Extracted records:
####

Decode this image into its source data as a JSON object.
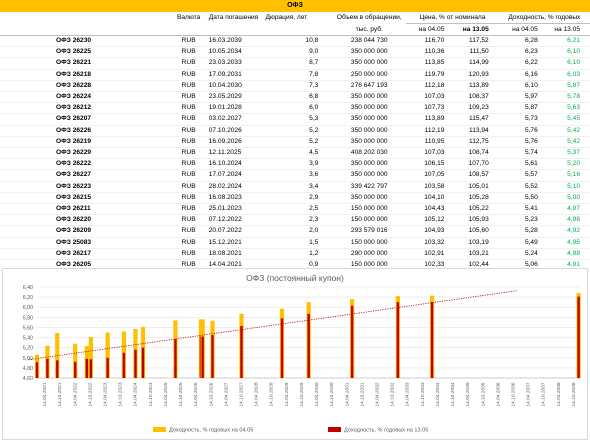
{
  "table": {
    "title": "ОФЗ",
    "headers": {
      "currency": "Валюта",
      "maturity": "Дата погашения",
      "duration": "Дюрация, лет",
      "volume_line1": "Объем в обращении,",
      "volume_line2": "тыс. руб.",
      "price": "Цена, % от номинала",
      "price_d1": "на 04.05",
      "price_d2": "на 13.05",
      "yield": "Доходность, % годовых",
      "yield_d1": "на 04.05",
      "yield_d2": "на 13.05"
    },
    "rows": [
      {
        "name": "ОФЗ 26230",
        "cur": "RUB",
        "date": "16.03.2039",
        "dur": "10,8",
        "vol": "238 044 730",
        "p1": "116,70",
        "p2": "117,52",
        "y1": "6,28",
        "y2": "6,21"
      },
      {
        "name": "ОФЗ 26225",
        "cur": "RUB",
        "date": "10.05.2034",
        "dur": "9,0",
        "vol": "350 000 000",
        "p1": "110,36",
        "p2": "111,50",
        "y1": "6,23",
        "y2": "6,10"
      },
      {
        "name": "ОФЗ 26221",
        "cur": "RUB",
        "date": "23.03.2033",
        "dur": "8,7",
        "vol": "350 000 000",
        "p1": "113,85",
        "p2": "114,99",
        "y1": "6,22",
        "y2": "6,10"
      },
      {
        "name": "ОФЗ 26218",
        "cur": "RUB",
        "date": "17.09.2031",
        "dur": "7,8",
        "vol": "250 000 000",
        "p1": "119,79",
        "p2": "120,93",
        "y1": "6,16",
        "y2": "6,03"
      },
      {
        "name": "ОФЗ 26228",
        "cur": "RUB",
        "date": "10.04.2030",
        "dur": "7,3",
        "vol": "276 647 193",
        "p1": "112,18",
        "p2": "113,89",
        "y1": "6,10",
        "y2": "5,87"
      },
      {
        "name": "ОФЗ 26224",
        "cur": "RUB",
        "date": "23.05.2029",
        "dur": "6,8",
        "vol": "350 000 000",
        "p1": "107,03",
        "p2": "108,37",
        "y1": "5,97",
        "y2": "5,78"
      },
      {
        "name": "ОФЗ 26212",
        "cur": "RUB",
        "date": "19.01.2028",
        "dog": "",
        "dur": "6,0",
        "vol": "350 000 000",
        "p1": "107,73",
        "p2": "109,23",
        "y1": "5,87",
        "y2": "5,63"
      },
      {
        "name": "ОФЗ 26207",
        "cur": "RUB",
        "date": "03.02.2027",
        "dur": "5,3",
        "vol": "350 000 000",
        "p1": "113,89",
        "p2": "115,47",
        "y1": "5,73",
        "y2": "5,45"
      },
      {
        "name": "ОФЗ 26226",
        "cur": "RUB",
        "date": "07.10.2026",
        "dur": "5,2",
        "vol": "350 000 000",
        "p1": "112,19",
        "p2": "113,94",
        "y1": "5,76",
        "y2": "5,42"
      },
      {
        "name": "ОФЗ 26219",
        "cur": "RUB",
        "date": "16.09.2026",
        "dur": "5,2",
        "vol": "350 000 000",
        "p1": "110,95",
        "p2": "112,75",
        "y1": "5,76",
        "y2": "5,42"
      },
      {
        "name": "ОФЗ 26229",
        "cur": "RUB",
        "date": "12.11.2025",
        "dur": "4,5",
        "vol": "408 202 030",
        "p1": "107,03",
        "p2": "108,74",
        "y1": "5,74",
        "y2": "5,37"
      },
      {
        "name": "ОФЗ 26222",
        "cur": "RUB",
        "date": "16.10.2024",
        "dur": "3,9",
        "vol": "350 000 000",
        "p1": "106,15",
        "p2": "107,70",
        "y1": "5,61",
        "y2": "5,20"
      },
      {
        "name": "ОФЗ 26227",
        "cur": "RUB",
        "date": "17.07.2024",
        "dur": "3,6",
        "vol": "350 000 000",
        "p1": "107,05",
        "p2": "108,57",
        "y1": "5,57",
        "y2": "5,16"
      },
      {
        "name": "ОФЗ 26223",
        "cur": "RUB",
        "date": "28.02.2024",
        "dur": "3,4",
        "vol": "339 422 797",
        "p1": "103,58",
        "p2": "105,01",
        "y1": "5,52",
        "y2": "5,10"
      },
      {
        "name": "ОФЗ 26215",
        "cur": "RUB",
        "date": "16.08.2023",
        "dur": "2,9",
        "vol": "350 000 000",
        "p1": "104,10",
        "p2": "105,28",
        "y1": "5,50",
        "y2": "5,00"
      },
      {
        "name": "ОФЗ 26211",
        "cur": "RUB",
        "date": "25.01.2023",
        "dur": "2,5",
        "vol": "150 000 000",
        "p1": "104,43",
        "p2": "105,22",
        "y1": "5,41",
        "y2": "4,97"
      },
      {
        "name": "ОФЗ 26220",
        "cur": "RUB",
        "date": "07.12.2022",
        "dur": "2,3",
        "vol": "150 000 000",
        "p1": "105,12",
        "p2": "105,93",
        "y1": "5,23",
        "y2": "4,98"
      },
      {
        "name": "ОФЗ 26209",
        "cur": "RUB",
        "date": "20.07.2022",
        "dur": "2,0",
        "vol": "293 579 016",
        "p1": "104,93",
        "p2": "105,60",
        "y1": "5,28",
        "y2": "4,92"
      },
      {
        "name": "ОФЗ 25083",
        "cur": "RUB",
        "date": "15.12.2021",
        "dur": "1,5",
        "vol": "150 000 000",
        "p1": "103,32",
        "p2": "103,19",
        "y1": "5,49",
        "y2": "4,95"
      },
      {
        "name": "ОФЗ 26217",
        "cur": "RUB",
        "date": "18.08.2021",
        "dur": "1,2",
        "vol": "290 000 000",
        "p1": "102,91",
        "p2": "103,21",
        "y1": "5,24",
        "y2": "4,98"
      },
      {
        "name": "ОФЗ 26205",
        "cur": "RUB",
        "date": "14.04.2021",
        "dur": "0,9",
        "vol": "150 000 000",
        "p1": "102,33",
        "p2": "102,44",
        "y1": "5,06",
        "y2": "4,91"
      }
    ]
  },
  "chart_data": {
    "type": "bar",
    "title": "ОФЗ (постоянный купон)",
    "ylim": [
      4.6,
      6.4
    ],
    "yticks": [
      "4,60",
      "4,80",
      "5,00",
      "5,20",
      "5,40",
      "5,60",
      "5,80",
      "6,00",
      "6,20",
      "6,40"
    ],
    "xtick_labels": [
      "14.04.2021",
      "14.10.2021",
      "14.04.2022",
      "14.10.2022",
      "14.04.2023",
      "14.10.2023",
      "14.04.2024",
      "14.10.2024",
      "14.04.2025",
      "14.10.2025",
      "14.04.2026",
      "14.10.2026",
      "14.04.2027",
      "14.10.2027",
      "14.04.2028",
      "14.10.2028",
      "14.04.2029",
      "14.10.2029",
      "14.04.2030",
      "14.10.2030",
      "14.04.2031",
      "14.10.2031",
      "14.04.2032",
      "14.10.2032",
      "14.04.2033",
      "14.10.2033",
      "14.04.2034",
      "14.10.2034",
      "14.04.2035",
      "14.10.2035",
      "14.04.2036",
      "14.10.2036",
      "14.04.2037",
      "14.10.2037",
      "14.04.2038",
      "14.10.2038"
    ],
    "x_start": "2021-04-14",
    "x_end": "2039-04-14",
    "bars": [
      {
        "date": "2021-04-14",
        "y1": 5.06,
        "y2": 4.91
      },
      {
        "date": "2021-08-18",
        "y1": 5.24,
        "y2": 4.98
      },
      {
        "date": "2021-12-15",
        "y1": 5.49,
        "y2": 4.95
      },
      {
        "date": "2022-07-20",
        "y1": 5.28,
        "y2": 4.92
      },
      {
        "date": "2022-12-07",
        "y1": 5.23,
        "y2": 4.98
      },
      {
        "date": "2023-01-25",
        "y1": 5.41,
        "y2": 4.97
      },
      {
        "date": "2023-08-16",
        "y1": 5.5,
        "y2": 5.0
      },
      {
        "date": "2024-02-28",
        "y1": 5.52,
        "y2": 5.1
      },
      {
        "date": "2024-07-17",
        "y1": 5.57,
        "y2": 5.16
      },
      {
        "date": "2024-10-16",
        "y1": 5.61,
        "y2": 5.2
      },
      {
        "date": "2025-11-12",
        "y1": 5.74,
        "y2": 5.37
      },
      {
        "date": "2026-09-16",
        "y1": 5.76,
        "y2": 5.42
      },
      {
        "date": "2026-10-07",
        "y1": 5.76,
        "y2": 5.42
      },
      {
        "date": "2027-02-03",
        "y1": 5.73,
        "y2": 5.45
      },
      {
        "date": "2028-01-19",
        "y1": 5.87,
        "y2": 5.63
      },
      {
        "date": "2029-05-23",
        "y1": 5.97,
        "y2": 5.78
      },
      {
        "date": "2030-04-10",
        "y1": 6.1,
        "y2": 5.87
      },
      {
        "date": "2031-09-17",
        "y1": 6.16,
        "y2": 6.03
      },
      {
        "date": "2033-03-23",
        "y1": 6.22,
        "y2": 6.1
      },
      {
        "date": "2034-05-10",
        "y1": 6.23,
        "y2": 6.1
      },
      {
        "date": "2039-03-16",
        "y1": 6.28,
        "y2": 6.21
      }
    ],
    "trend": {
      "from": [
        2021.0,
        4.96
      ],
      "to": [
        2037.2,
        6.33
      ]
    },
    "series": [
      {
        "name": "Доходность, % годовых на 04.05",
        "color": "#ffc000"
      },
      {
        "name": "Доходность, % годовых на 13.05",
        "color": "#c00000"
      }
    ],
    "trend_color": "#c00000",
    "grid": true,
    "legend": "bottom"
  }
}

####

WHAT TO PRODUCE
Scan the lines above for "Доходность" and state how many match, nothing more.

ANSWER BOX
3